ENTRIES SUPPLIED
Start of Block

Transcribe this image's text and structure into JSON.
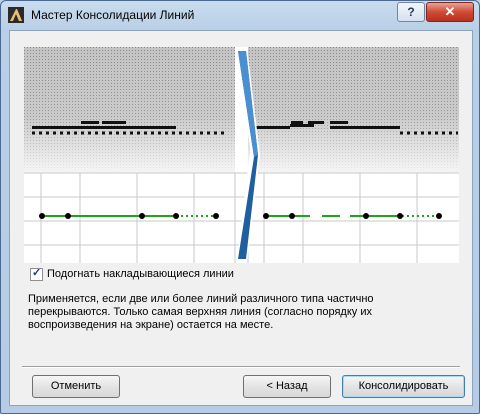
{
  "window": {
    "title": "Мастер Консолидации Линий"
  },
  "titlebar": {
    "help": "?",
    "close": "✕"
  },
  "option": {
    "label": "Подогнать накладывающиеся линии",
    "checked": true,
    "mark": "✓"
  },
  "description": "Применяется, если две или более линий различного типа частично перекрываются. Только самая верхняя линия (согласно порядку их воспроизведения на экране) остается на месте.",
  "buttons": {
    "cancel": "Отменить",
    "back": "< Назад",
    "consolidate": "Консолидировать"
  },
  "colors": {
    "accent_line": "#1aa51a",
    "arrow": "#1f5f9e"
  }
}
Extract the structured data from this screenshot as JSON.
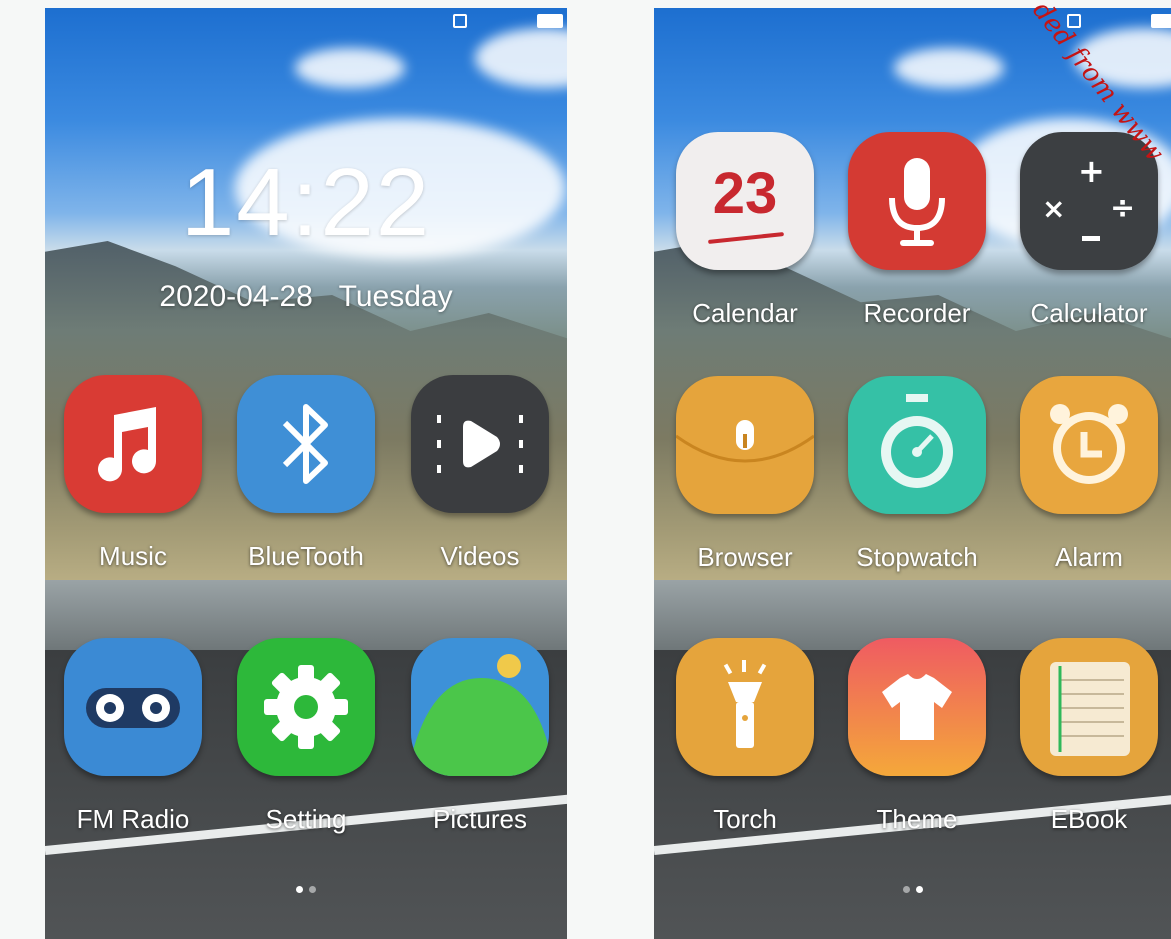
{
  "left_screen": {
    "time": "14:22",
    "date": "2020-04-28",
    "weekday": "Tuesday",
    "apps": [
      {
        "label": "Music",
        "icon": "music-note-icon",
        "color": "#d93b34"
      },
      {
        "label": "BlueTooth",
        "icon": "bluetooth-icon",
        "color": "#3f8fd6"
      },
      {
        "label": "Videos",
        "icon": "video-play-icon",
        "color": "#3b3d40"
      },
      {
        "label": "FM Radio",
        "icon": "radio-icon",
        "color": "#3b8ad4"
      },
      {
        "label": "Setting",
        "icon": "gear-icon",
        "color": "#2db83a"
      },
      {
        "label": "Pictures",
        "icon": "picture-icon",
        "color": "#3d91d8"
      }
    ]
  },
  "right_screen": {
    "apps": [
      {
        "label": "Calendar",
        "icon": "calendar-icon",
        "color": "#f1eeee",
        "badge": "23"
      },
      {
        "label": "Recorder",
        "icon": "microphone-icon",
        "color": "#d43a33"
      },
      {
        "label": "Calculator",
        "icon": "calculator-icon",
        "color": "#3c3f42"
      },
      {
        "label": "Browser",
        "icon": "browser-icon",
        "color": "#e5a43c"
      },
      {
        "label": "Stopwatch",
        "icon": "stopwatch-icon",
        "color": "#35c1a6"
      },
      {
        "label": "Alarm",
        "icon": "alarm-clock-icon",
        "color": "#e8a63e"
      },
      {
        "label": "Torch",
        "icon": "torch-icon",
        "color": "#e5a43c"
      },
      {
        "label": "Theme",
        "icon": "tshirt-icon",
        "color": "#ef6d57"
      },
      {
        "label": "EBook",
        "icon": "ebook-icon",
        "color": "#e5a43c"
      }
    ]
  },
  "watermark": "ded from www"
}
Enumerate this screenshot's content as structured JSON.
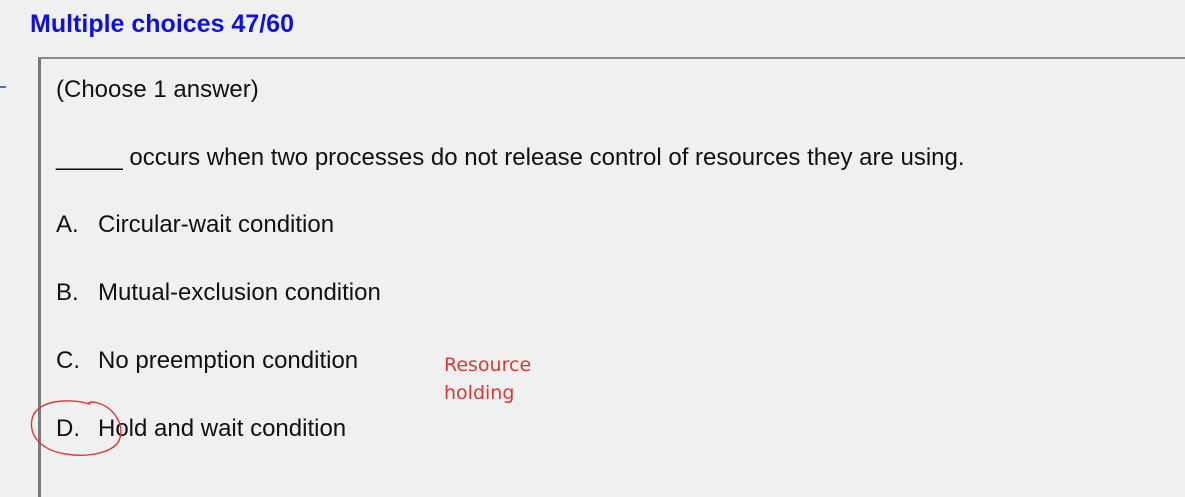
{
  "header": {
    "title": "Multiple choices 47/60"
  },
  "question": {
    "instruction": "(Choose 1 answer)",
    "text": "_____ occurs when two processes do not release control of resources they are using.",
    "options": [
      {
        "letter": "A.",
        "text": "Circular-wait condition"
      },
      {
        "letter": "B.",
        "text": "Mutual-exclusion condition"
      },
      {
        "letter": "C.",
        "text": "No preemption condition"
      },
      {
        "letter": "D.",
        "text": "Hold and wait condition"
      }
    ]
  },
  "annotation": {
    "note_lines": [
      "Resource",
      "holding"
    ],
    "circled_option": "D.",
    "color": "#d63a3a"
  },
  "colors": {
    "title": "#1010e0",
    "background": "#f0f0f0",
    "text": "#111111"
  }
}
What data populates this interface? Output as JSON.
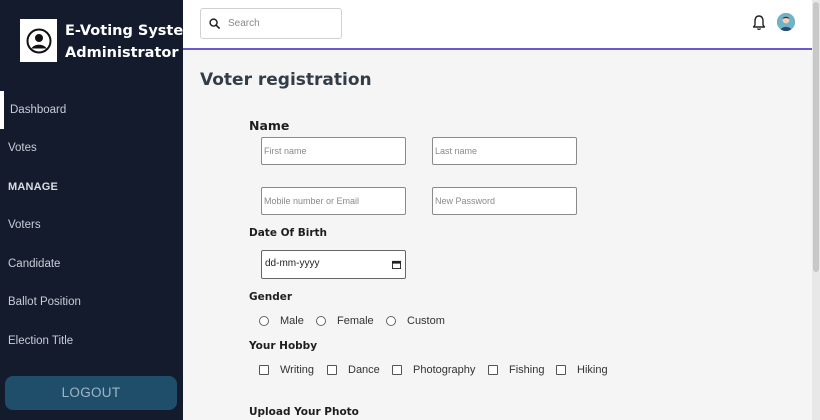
{
  "sidebar": {
    "brand_line1": "E-Voting System",
    "brand_line2": "Administrator",
    "items": [
      {
        "label": "Dashboard"
      },
      {
        "label": "Votes"
      },
      {
        "label": "MANAGE"
      },
      {
        "label": "Voters"
      },
      {
        "label": "Candidate"
      },
      {
        "label": "Ballot Position"
      },
      {
        "label": "Election Title"
      }
    ],
    "logout_label": "LOGOUT"
  },
  "header": {
    "search_placeholder": "Search",
    "accent_color": "#6a5acd"
  },
  "main": {
    "title": "Voter registration",
    "name_label": "Name",
    "first_name_placeholder": "First name",
    "last_name_placeholder": "Last name",
    "contact_placeholder": "Mobile number or Email",
    "password_placeholder": "New Password",
    "dob_label": "Date Of Birth",
    "dob_placeholder": "dd-mm-yyyy",
    "gender_label": "Gender",
    "gender_options": [
      "Male",
      "Female",
      "Custom"
    ],
    "hobby_label": "Your Hobby",
    "hobby_options": [
      "Writing",
      "Dance",
      "Photography",
      "Fishing",
      "Hiking"
    ],
    "photo_label": "Upload Your Photo"
  },
  "colors": {
    "sidebar_bg": "#141b2d",
    "logout_bg": "#1f4e6b",
    "header_border": "#6a5acd"
  }
}
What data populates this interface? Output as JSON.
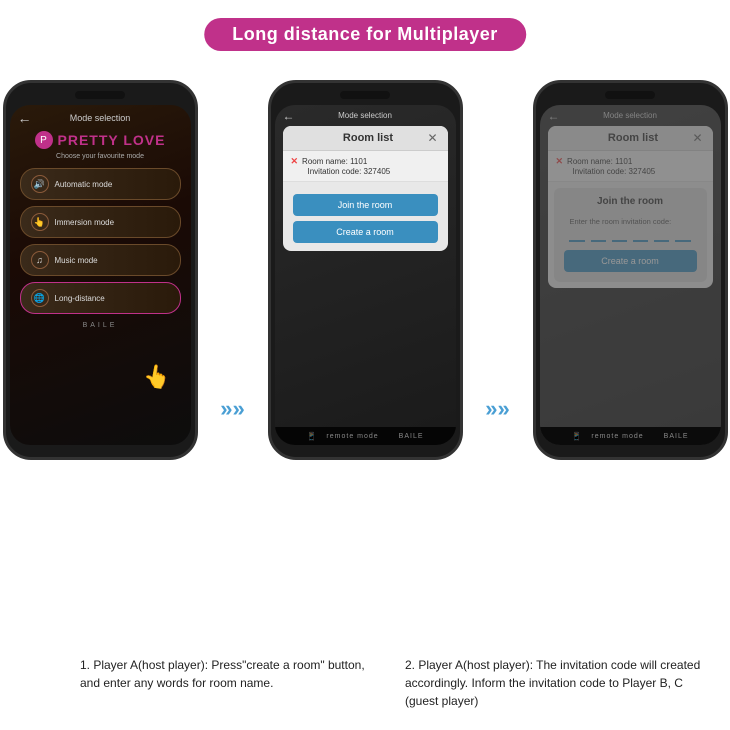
{
  "title": "Long distance for Multiplayer",
  "phone1": {
    "header": "Mode selection",
    "logo": "PRETTY LOVE",
    "choose_label": "Choose your favourite mode",
    "modes": [
      {
        "icon": "🔊",
        "label": "Automatic mode"
      },
      {
        "icon": "👆",
        "label": "Immersion mode"
      },
      {
        "icon": "♫",
        "label": "Music mode"
      },
      {
        "icon": "🌐",
        "label": "Long-distance"
      }
    ],
    "baile": "BAILE"
  },
  "phone2": {
    "header": "Mode selection",
    "room_list_title": "Room list",
    "room_name": "Room name: 1101",
    "invitation_code": "Invitation code: 327405",
    "join_btn": "Join the room",
    "create_btn": "Create a room",
    "remote_mode": "remote mode",
    "baile": "BAILE"
  },
  "phone3": {
    "header": "Mode selection",
    "room_list_title": "Room list",
    "room_name": "Room name: 1101",
    "invitation_code": "Invitation code: 327405",
    "join_title": "Join the room",
    "enter_label": "Enter the room invitation code:",
    "create_btn": "Create a room",
    "remote_mode": "remote mode",
    "baile": "BAILE"
  },
  "desc1": {
    "text": "1. Player A(host player): Press\"create a room\" button, and enter any words for room name."
  },
  "desc2": {
    "text": "2. Player A(host player): The invitation code will created accordingly. Inform the invitation code to Player B, C (guest player)"
  }
}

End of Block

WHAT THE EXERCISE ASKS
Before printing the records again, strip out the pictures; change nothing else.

EXERCISE ANSWER
Transcribe this image's text and structure into JSON.
{
  "window": {
    "title": "Мастер Консолидации Линий"
  },
  "titlebar": {
    "help": "?",
    "close": "✕"
  },
  "option": {
    "label": "Подогнать накладывающиеся линии",
    "checked": true,
    "mark": "✓"
  },
  "description": "Применяется, если две или более линий различного типа частично перекрываются. Только самая верхняя линия (согласно порядку их воспроизведения на экране) остается на месте.",
  "buttons": {
    "cancel": "Отменить",
    "back": "< Назад",
    "consolidate": "Консолидировать"
  },
  "colors": {
    "accent_line": "#1aa51a",
    "arrow": "#1f5f9e"
  }
}
Extract the structured data from this screenshot as JSON.
{
  "left_screen": {
    "time": "14:22",
    "date": "2020-04-28",
    "weekday": "Tuesday",
    "apps": [
      {
        "label": "Music",
        "icon": "music-note-icon",
        "color": "#d93b34"
      },
      {
        "label": "BlueTooth",
        "icon": "bluetooth-icon",
        "color": "#3f8fd6"
      },
      {
        "label": "Videos",
        "icon": "video-play-icon",
        "color": "#3b3d40"
      },
      {
        "label": "FM Radio",
        "icon": "radio-icon",
        "color": "#3b8ad4"
      },
      {
        "label": "Setting",
        "icon": "gear-icon",
        "color": "#2db83a"
      },
      {
        "label": "Pictures",
        "icon": "picture-icon",
        "color": "#3d91d8"
      }
    ]
  },
  "right_screen": {
    "apps": [
      {
        "label": "Calendar",
        "icon": "calendar-icon",
        "color": "#f1eeee",
        "badge": "23"
      },
      {
        "label": "Recorder",
        "icon": "microphone-icon",
        "color": "#d43a33"
      },
      {
        "label": "Calculator",
        "icon": "calculator-icon",
        "color": "#3c3f42"
      },
      {
        "label": "Browser",
        "icon": "browser-icon",
        "color": "#e5a43c"
      },
      {
        "label": "Stopwatch",
        "icon": "stopwatch-icon",
        "color": "#35c1a6"
      },
      {
        "label": "Alarm",
        "icon": "alarm-clock-icon",
        "color": "#e8a63e"
      },
      {
        "label": "Torch",
        "icon": "torch-icon",
        "color": "#e5a43c"
      },
      {
        "label": "Theme",
        "icon": "tshirt-icon",
        "color": "#ef6d57"
      },
      {
        "label": "EBook",
        "icon": "ebook-icon",
        "color": "#e5a43c"
      }
    ]
  },
  "watermark": "ded from www"
}
Enumerate this screenshot's content as structured JSON.
{
  "header": {
    "title": "Multiple choices 47/60"
  },
  "question": {
    "instruction": "(Choose 1 answer)",
    "text": "_____ occurs when two processes do not release control of resources they are using.",
    "options": [
      {
        "letter": "A.",
        "text": "Circular-wait condition"
      },
      {
        "letter": "B.",
        "text": "Mutual-exclusion condition"
      },
      {
        "letter": "C.",
        "text": "No preemption condition"
      },
      {
        "letter": "D.",
        "text": "Hold and wait condition"
      }
    ]
  },
  "annotation": {
    "note_lines": [
      "Resource",
      "holding"
    ],
    "circled_option": "D.",
    "color": "#d63a3a"
  },
  "colors": {
    "title": "#1010e0",
    "background": "#f0f0f0",
    "text": "#111111"
  }
}
What data populates this interface? Output as JSON.
{
  "sidebar": {
    "brand_line1": "E-Voting System",
    "brand_line2": "Administrator",
    "items": [
      {
        "label": "Dashboard"
      },
      {
        "label": "Votes"
      },
      {
        "label": "MANAGE"
      },
      {
        "label": "Voters"
      },
      {
        "label": "Candidate"
      },
      {
        "label": "Ballot Position"
      },
      {
        "label": "Election Title"
      }
    ],
    "logout_label": "LOGOUT"
  },
  "header": {
    "search_placeholder": "Search",
    "accent_color": "#6a5acd"
  },
  "main": {
    "title": "Voter registration",
    "name_label": "Name",
    "first_name_placeholder": "First name",
    "last_name_placeholder": "Last name",
    "contact_placeholder": "Mobile number or Email",
    "password_placeholder": "New Password",
    "dob_label": "Date Of Birth",
    "dob_placeholder": "dd-mm-yyyy",
    "gender_label": "Gender",
    "gender_options": [
      "Male",
      "Female",
      "Custom"
    ],
    "hobby_label": "Your Hobby",
    "hobby_options": [
      "Writing",
      "Dance",
      "Photography",
      "Fishing",
      "Hiking"
    ],
    "photo_label": "Upload Your Photo"
  },
  "colors": {
    "sidebar_bg": "#141b2d",
    "logout_bg": "#1f4e6b",
    "header_border": "#6a5acd"
  }
}
What data populates this interface? Output as JSON.
{
  "title": "Long distance for Multiplayer",
  "phone1": {
    "header": "Mode selection",
    "logo": "PRETTY LOVE",
    "choose_label": "Choose your favourite mode",
    "modes": [
      {
        "icon": "🔊",
        "label": "Automatic mode"
      },
      {
        "icon": "👆",
        "label": "Immersion mode"
      },
      {
        "icon": "♫",
        "label": "Music mode"
      },
      {
        "icon": "🌐",
        "label": "Long-distance"
      }
    ],
    "baile": "BAILE"
  },
  "phone2": {
    "header": "Mode selection",
    "room_list_title": "Room list",
    "room_name": "Room name: 1101",
    "invitation_code": "Invitation code: 327405",
    "join_btn": "Join the room",
    "create_btn": "Create a room",
    "remote_mode": "remote mode",
    "baile": "BAILE"
  },
  "phone3": {
    "header": "Mode selection",
    "room_list_title": "Room list",
    "room_name": "Room name: 1101",
    "invitation_code": "Invitation code: 327405",
    "join_title": "Join the room",
    "enter_label": "Enter the room invitation code:",
    "create_btn": "Create a room",
    "remote_mode": "remote mode",
    "baile": "BAILE"
  },
  "desc1": {
    "text": "1. Player A(host player): Press\"create a room\" button, and enter any words for room name."
  },
  "desc2": {
    "text": "2. Player A(host player): The invitation code will created accordingly. Inform the invitation code to Player B, C (guest player)"
  }
}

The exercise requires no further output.